*** Task inputs ***
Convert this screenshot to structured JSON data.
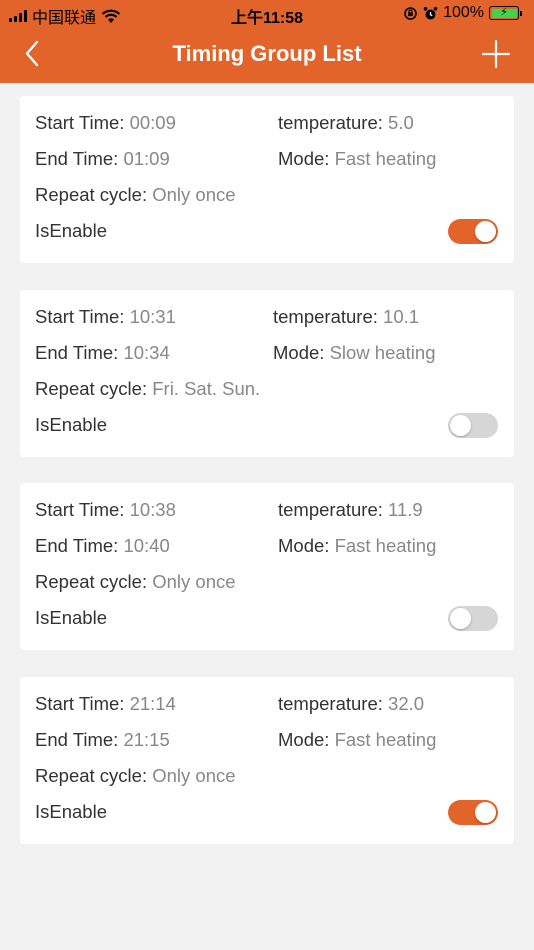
{
  "status_bar": {
    "carrier": "中国联通",
    "time": "上午11:58",
    "battery": "100%"
  },
  "nav": {
    "title": "Timing Group List",
    "back_icon": "chevron-left-icon",
    "add_icon": "plus-icon"
  },
  "labels": {
    "start_time": "Start Time:",
    "end_time": "End Time:",
    "temperature": "temperature:",
    "mode": "Mode:",
    "repeat_cycle": "Repeat cycle:",
    "is_enable": "IsEnable"
  },
  "colors": {
    "accent": "#e3642b",
    "toggle_off": "#d6d6d6",
    "background": "#f2f2f2"
  },
  "groups": [
    {
      "start_time": "00:09",
      "end_time": "01:09",
      "temperature": "5.0",
      "mode": "Fast heating",
      "repeat_cycle": "Only once",
      "enabled": true
    },
    {
      "start_time": "10:31",
      "end_time": "10:34",
      "temperature": "10.1",
      "mode": "Slow heating",
      "repeat_cycle": "Fri. Sat. Sun.",
      "enabled": false
    },
    {
      "start_time": "10:38",
      "end_time": "10:40",
      "temperature": "11.9",
      "mode": "Fast heating",
      "repeat_cycle": "Only once",
      "enabled": false
    },
    {
      "start_time": "21:14",
      "end_time": "21:15",
      "temperature": "32.0",
      "mode": "Fast heating",
      "repeat_cycle": "Only once",
      "enabled": true
    }
  ]
}
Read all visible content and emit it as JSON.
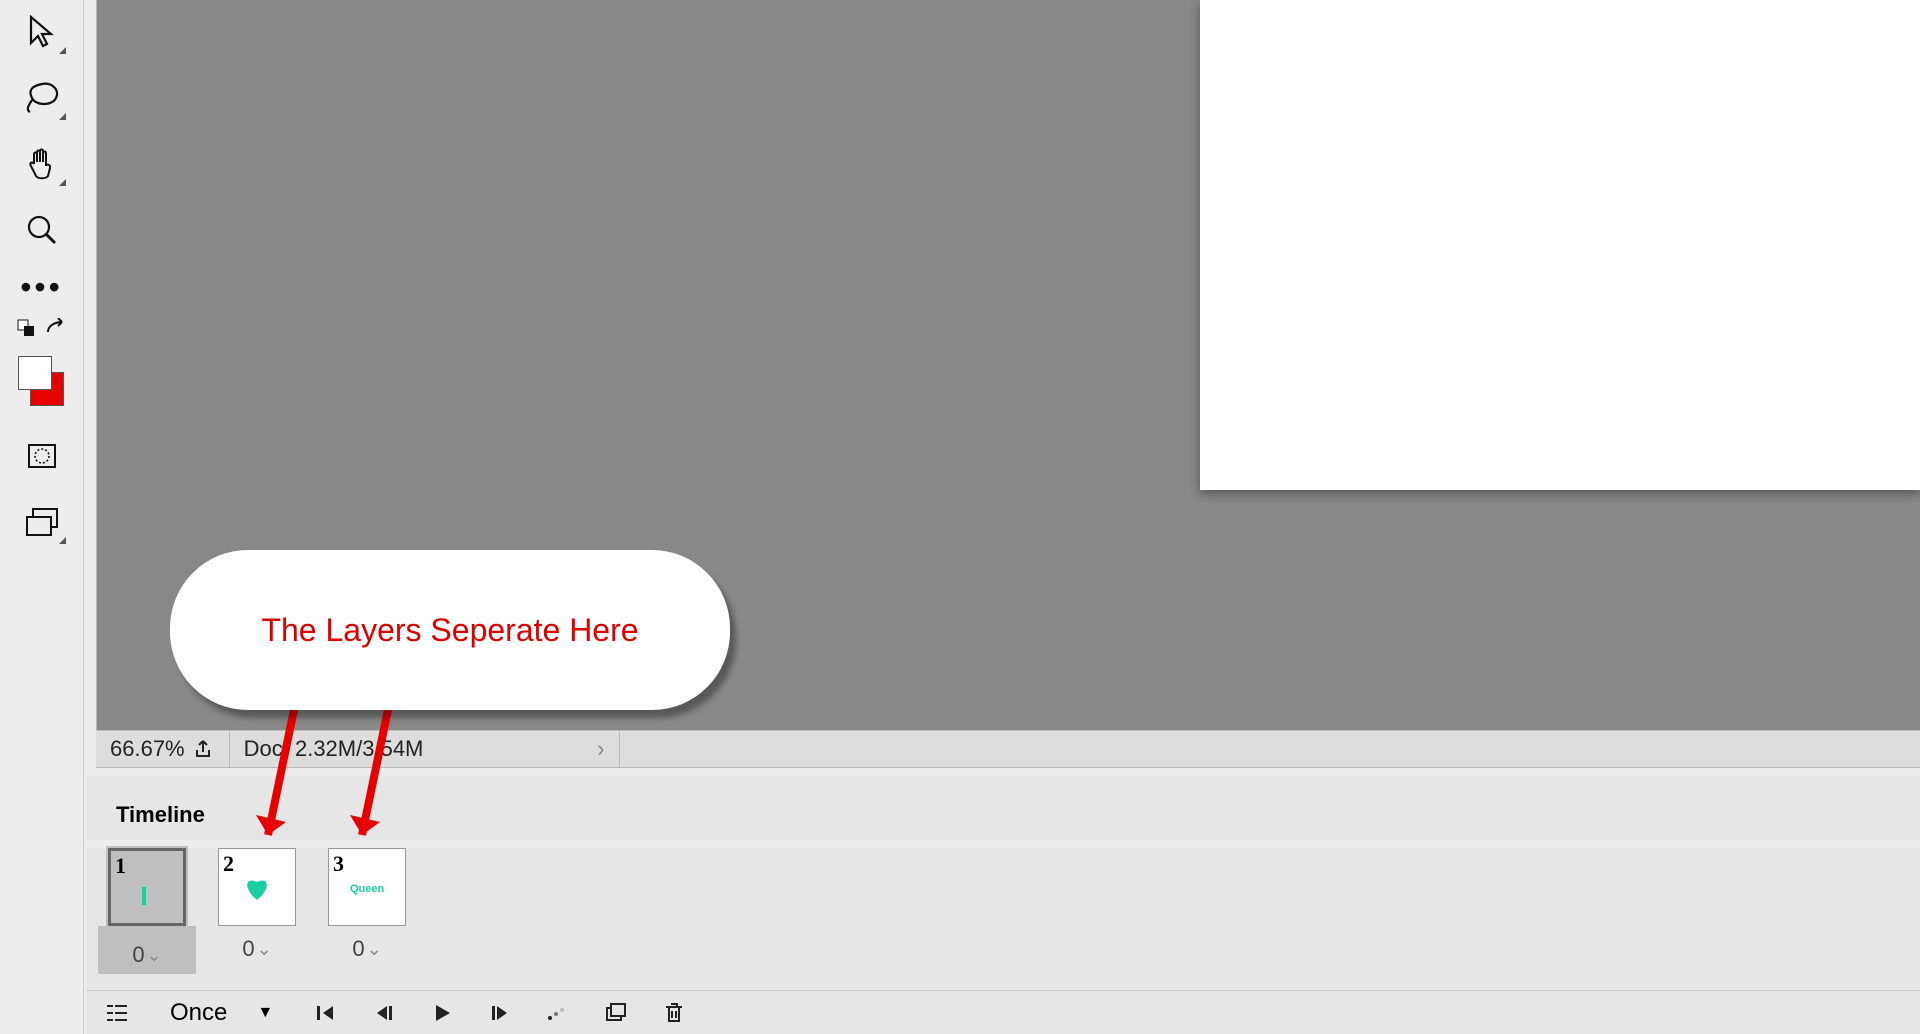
{
  "status": {
    "zoom": "66.67%",
    "doc_info": "Doc: 2.32M/3.54M"
  },
  "timeline": {
    "tab_label": "Timeline",
    "frames": [
      {
        "num": "1",
        "duration": "0",
        "selected": true
      },
      {
        "num": "2",
        "duration": "0",
        "selected": false
      },
      {
        "num": "3",
        "duration": "0",
        "selected": false
      }
    ],
    "loop_mode": "Once"
  },
  "annotation": {
    "text": "The Layers Seperate Here"
  },
  "colors": {
    "foreground": "#ffffff",
    "background": "#e60000"
  }
}
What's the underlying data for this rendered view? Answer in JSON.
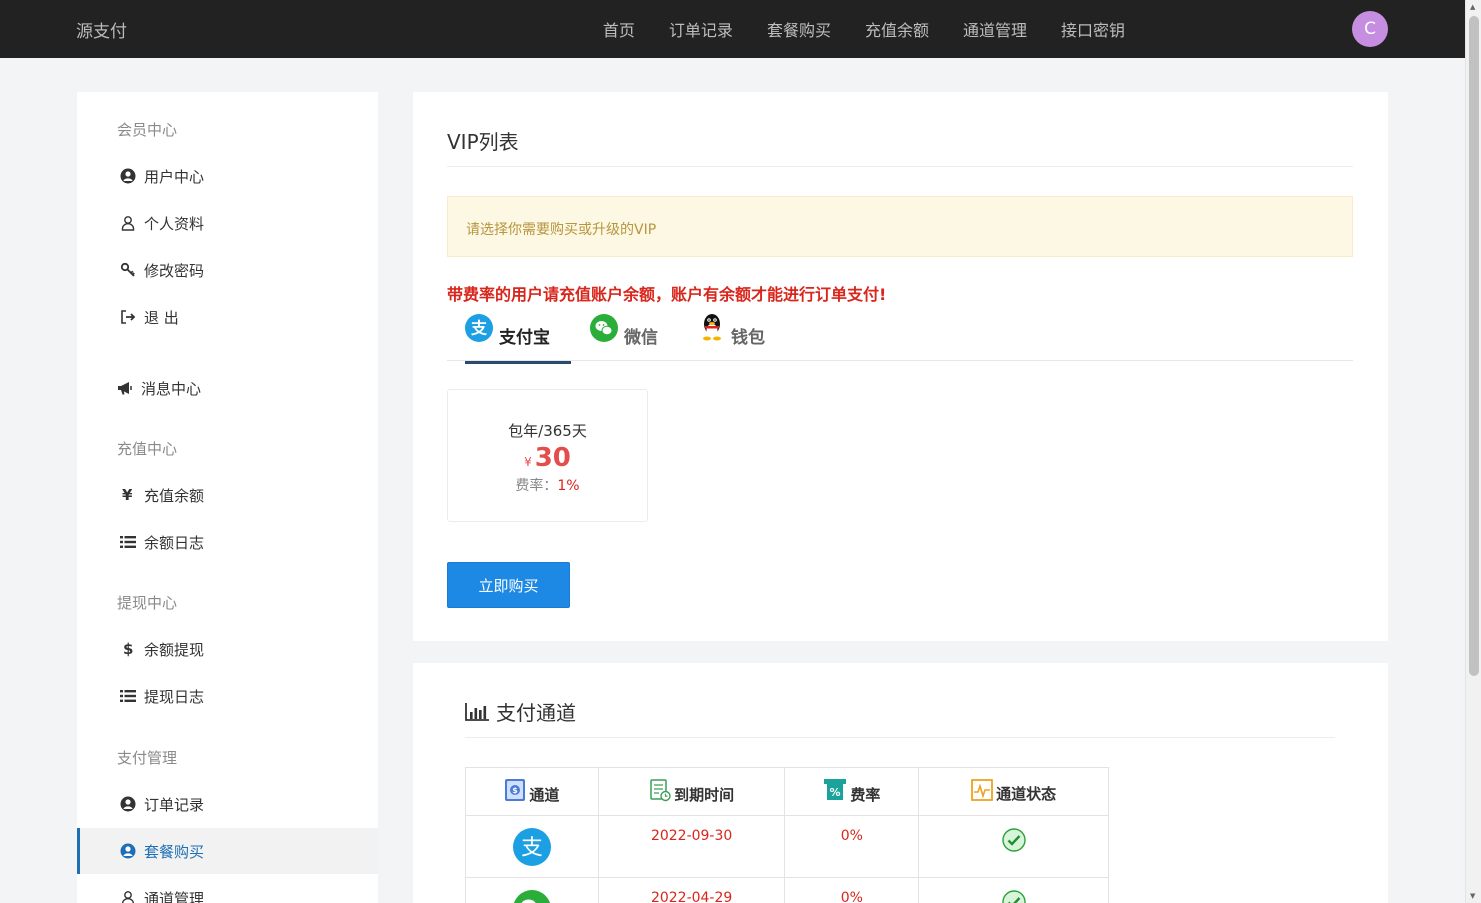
{
  "header": {
    "brand": "源支付",
    "nav": [
      "首页",
      "订单记录",
      "套餐购买",
      "充值余额",
      "通道管理",
      "接口密钥"
    ],
    "avatar_letter": "C"
  },
  "sidebar": {
    "sections": [
      {
        "title": "会员中心",
        "items": [
          {
            "label": "用户中心",
            "icon": "user-circle-icon"
          },
          {
            "label": "个人资料",
            "icon": "user-outline-icon"
          },
          {
            "label": "修改密码",
            "icon": "key-icon"
          },
          {
            "label": "退 出",
            "icon": "sign-out-icon"
          }
        ]
      },
      {
        "title": "",
        "items": [
          {
            "label": "消息中心",
            "icon": "bullhorn-icon"
          }
        ]
      },
      {
        "title": "充值中心",
        "items": [
          {
            "label": "充值余额",
            "icon": "yen-icon"
          },
          {
            "label": "余额日志",
            "icon": "list-icon"
          }
        ]
      },
      {
        "title": "提现中心",
        "items": [
          {
            "label": "余额提现",
            "icon": "dollar-icon"
          },
          {
            "label": "提现日志",
            "icon": "list-icon"
          }
        ]
      },
      {
        "title": "支付管理",
        "items": [
          {
            "label": "订单记录",
            "icon": "user-circle-icon"
          },
          {
            "label": "套餐购买",
            "icon": "user-circle-icon",
            "active": true
          },
          {
            "label": "通道管理",
            "icon": "user-outline-icon"
          }
        ]
      }
    ]
  },
  "vip": {
    "title": "VIP列表",
    "alert": "请选择你需要购买或升级的VIP",
    "warning": "带费率的用户请充值账户余额，账户有余额才能进行订单支付!",
    "tabs": [
      {
        "label": "支付宝",
        "active": true
      },
      {
        "label": "微信"
      },
      {
        "label": "钱包"
      }
    ],
    "plan": {
      "name": "包年/365天",
      "currency": "¥",
      "price": "30",
      "rate_label": "费率：",
      "rate": "1%"
    },
    "buy_label": "立即购买"
  },
  "channels": {
    "title": "支付通道",
    "headers": [
      "通道",
      "到期时间",
      "费率",
      "通道状态"
    ],
    "rows": [
      {
        "channel": "alipay",
        "expire": "2022-09-30",
        "rate": "0%",
        "status": "enabled"
      },
      {
        "channel": "wechat",
        "expire": "2022-04-29",
        "rate": "0%",
        "status": "enabled"
      }
    ]
  },
  "colors": {
    "accent": "#1e88e5",
    "danger": "#d9261c",
    "alipay": "#1ca0e3",
    "wechat": "#2aae39",
    "topbar": "#222222"
  }
}
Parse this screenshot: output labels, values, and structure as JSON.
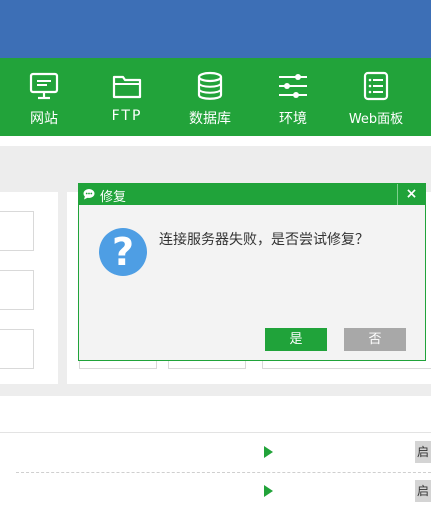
{
  "toolbar": {
    "items": [
      {
        "label": "网站",
        "icon": "monitor-icon"
      },
      {
        "label": "FTP",
        "icon": "folder-icon"
      },
      {
        "label": "数据库",
        "icon": "database-icon"
      },
      {
        "label": "环境",
        "icon": "sliders-icon"
      },
      {
        "label": "Web面板",
        "icon": "list-panel-icon"
      }
    ]
  },
  "list": {
    "rows": [
      {
        "action_icon": "play-icon",
        "button_label": "启"
      },
      {
        "action_icon": "play-icon",
        "button_label": "启"
      }
    ]
  },
  "dialog": {
    "title": "修复",
    "close_label": "×",
    "icon": "question-icon",
    "icon_glyph": "?",
    "message": "连接服务器失败，是否尝试修复？",
    "yes_label": "是",
    "no_label": "否"
  },
  "colors": {
    "top_bar": "#3d6fb6",
    "toolbar": "#22a33a",
    "dialog_accent": "#20a33a",
    "question_icon": "#4e9ee4",
    "no_button": "#a8a8a8"
  }
}
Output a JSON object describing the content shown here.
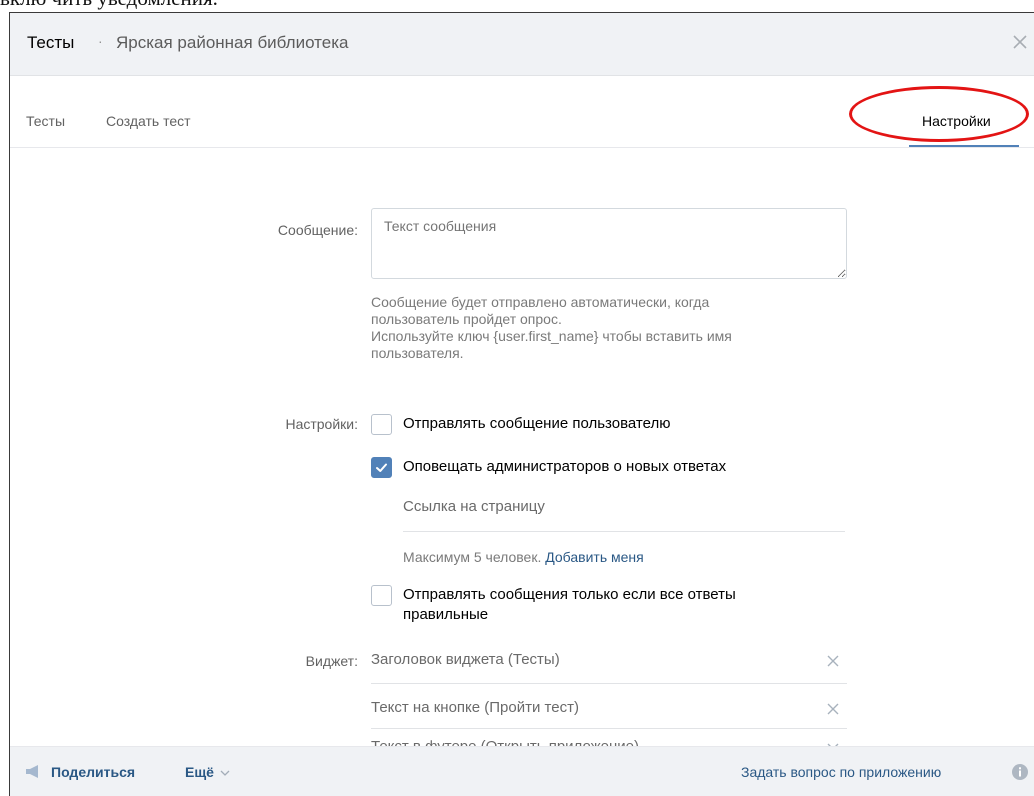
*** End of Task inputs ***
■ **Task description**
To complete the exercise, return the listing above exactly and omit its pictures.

■ **Answer for the task**
Convert this screenshot to structured JSON data.
{
  "status_bar": {
    "carrier": "中国联通",
    "time": "上午11:58",
    "battery": "100%"
  },
  "nav": {
    "title": "Timing Group List",
    "back_icon": "chevron-left-icon",
    "add_icon": "plus-icon"
  },
  "labels": {
    "start_time": "Start Time:",
    "end_time": "End Time:",
    "temperature": "temperature:",
    "mode": "Mode:",
    "repeat_cycle": "Repeat cycle:",
    "is_enable": "IsEnable"
  },
  "colors": {
    "accent": "#e3642b",
    "toggle_off": "#d6d6d6",
    "background": "#f2f2f2"
  },
  "groups": [
    {
      "start_time": "00:09",
      "end_time": "01:09",
      "temperature": "5.0",
      "mode": "Fast heating",
      "repeat_cycle": "Only once",
      "enabled": true
    },
    {
      "start_time": "10:31",
      "end_time": "10:34",
      "temperature": "10.1",
      "mode": "Slow heating",
      "repeat_cycle": "Fri. Sat. Sun.",
      "enabled": false
    },
    {
      "start_time": "10:38",
      "end_time": "10:40",
      "temperature": "11.9",
      "mode": "Fast heating",
      "repeat_cycle": "Only once",
      "enabled": false
    },
    {
      "start_time": "21:14",
      "end_time": "21:15",
      "temperature": "32.0",
      "mode": "Fast heating",
      "repeat_cycle": "Only once",
      "enabled": true
    }
  ]
}
Read all visible content and emit it as JSON.
{
  "status": {
    "zoom": "66.67%",
    "doc_info": "Doc: 2.32M/3.54M"
  },
  "timeline": {
    "tab_label": "Timeline",
    "frames": [
      {
        "num": "1",
        "duration": "0",
        "selected": true
      },
      {
        "num": "2",
        "duration": "0",
        "selected": false
      },
      {
        "num": "3",
        "duration": "0",
        "selected": false
      }
    ],
    "loop_mode": "Once"
  },
  "annotation": {
    "text": "The Layers Seperate Here"
  },
  "colors": {
    "foreground": "#ffffff",
    "background": "#e60000"
  }
}
What's the underlying data for this rendered view? Answer in JSON.
{
  "header": {
    "brand": "源支付",
    "nav": [
      "首页",
      "订单记录",
      "套餐购买",
      "充值余额",
      "通道管理",
      "接口密钥"
    ],
    "avatar_letter": "C"
  },
  "sidebar": {
    "sections": [
      {
        "title": "会员中心",
        "items": [
          {
            "label": "用户中心",
            "icon": "user-circle-icon"
          },
          {
            "label": "个人资料",
            "icon": "user-outline-icon"
          },
          {
            "label": "修改密码",
            "icon": "key-icon"
          },
          {
            "label": "退 出",
            "icon": "sign-out-icon"
          }
        ]
      },
      {
        "title": "",
        "items": [
          {
            "label": "消息中心",
            "icon": "bullhorn-icon"
          }
        ]
      },
      {
        "title": "充值中心",
        "items": [
          {
            "label": "充值余额",
            "icon": "yen-icon"
          },
          {
            "label": "余额日志",
            "icon": "list-icon"
          }
        ]
      },
      {
        "title": "提现中心",
        "items": [
          {
            "label": "余额提现",
            "icon": "dollar-icon"
          },
          {
            "label": "提现日志",
            "icon": "list-icon"
          }
        ]
      },
      {
        "title": "支付管理",
        "items": [
          {
            "label": "订单记录",
            "icon": "user-circle-icon"
          },
          {
            "label": "套餐购买",
            "icon": "user-circle-icon",
            "active": true
          },
          {
            "label": "通道管理",
            "icon": "user-outline-icon"
          }
        ]
      }
    ]
  },
  "vip": {
    "title": "VIP列表",
    "alert": "请选择你需要购买或升级的VIP",
    "warning": "带费率的用户请充值账户余额，账户有余额才能进行订单支付!",
    "tabs": [
      {
        "label": "支付宝",
        "active": true
      },
      {
        "label": "微信"
      },
      {
        "label": "钱包"
      }
    ],
    "plan": {
      "name": "包年/365天",
      "currency": "¥",
      "price": "30",
      "rate_label": "费率：",
      "rate": "1%"
    },
    "buy_label": "立即购买"
  },
  "channels": {
    "title": "支付通道",
    "headers": [
      "通道",
      "到期时间",
      "费率",
      "通道状态"
    ],
    "rows": [
      {
        "channel": "alipay",
        "expire": "2022-09-30",
        "rate": "0%",
        "status": "enabled"
      },
      {
        "channel": "wechat",
        "expire": "2022-04-29",
        "rate": "0%",
        "status": "enabled"
      }
    ]
  },
  "colors": {
    "accent": "#1e88e5",
    "danger": "#d9261c",
    "alipay": "#1ca0e3",
    "wechat": "#2aae39",
    "topbar": "#222222"
  }
}
Parse this screenshot: output labels, values, and structure as JSON.
{
  "toolbar": {
    "items": [
      {
        "label": "网站",
        "icon": "monitor-icon"
      },
      {
        "label": "FTP",
        "icon": "folder-icon"
      },
      {
        "label": "数据库",
        "icon": "database-icon"
      },
      {
        "label": "环境",
        "icon": "sliders-icon"
      },
      {
        "label": "Web面板",
        "icon": "list-panel-icon"
      }
    ]
  },
  "list": {
    "rows": [
      {
        "action_icon": "play-icon",
        "button_label": "启"
      },
      {
        "action_icon": "play-icon",
        "button_label": "启"
      }
    ]
  },
  "dialog": {
    "title": "修复",
    "close_label": "×",
    "icon": "question-icon",
    "icon_glyph": "?",
    "message": "连接服务器失败，是否尝试修复？",
    "yes_label": "是",
    "no_label": "否"
  },
  "colors": {
    "top_bar": "#3d6fb6",
    "toolbar": "#22a33a",
    "dialog_accent": "#20a33a",
    "question_icon": "#4e9ee4",
    "no_button": "#a8a8a8"
  }
}
Output a JSON object describing the content shown here.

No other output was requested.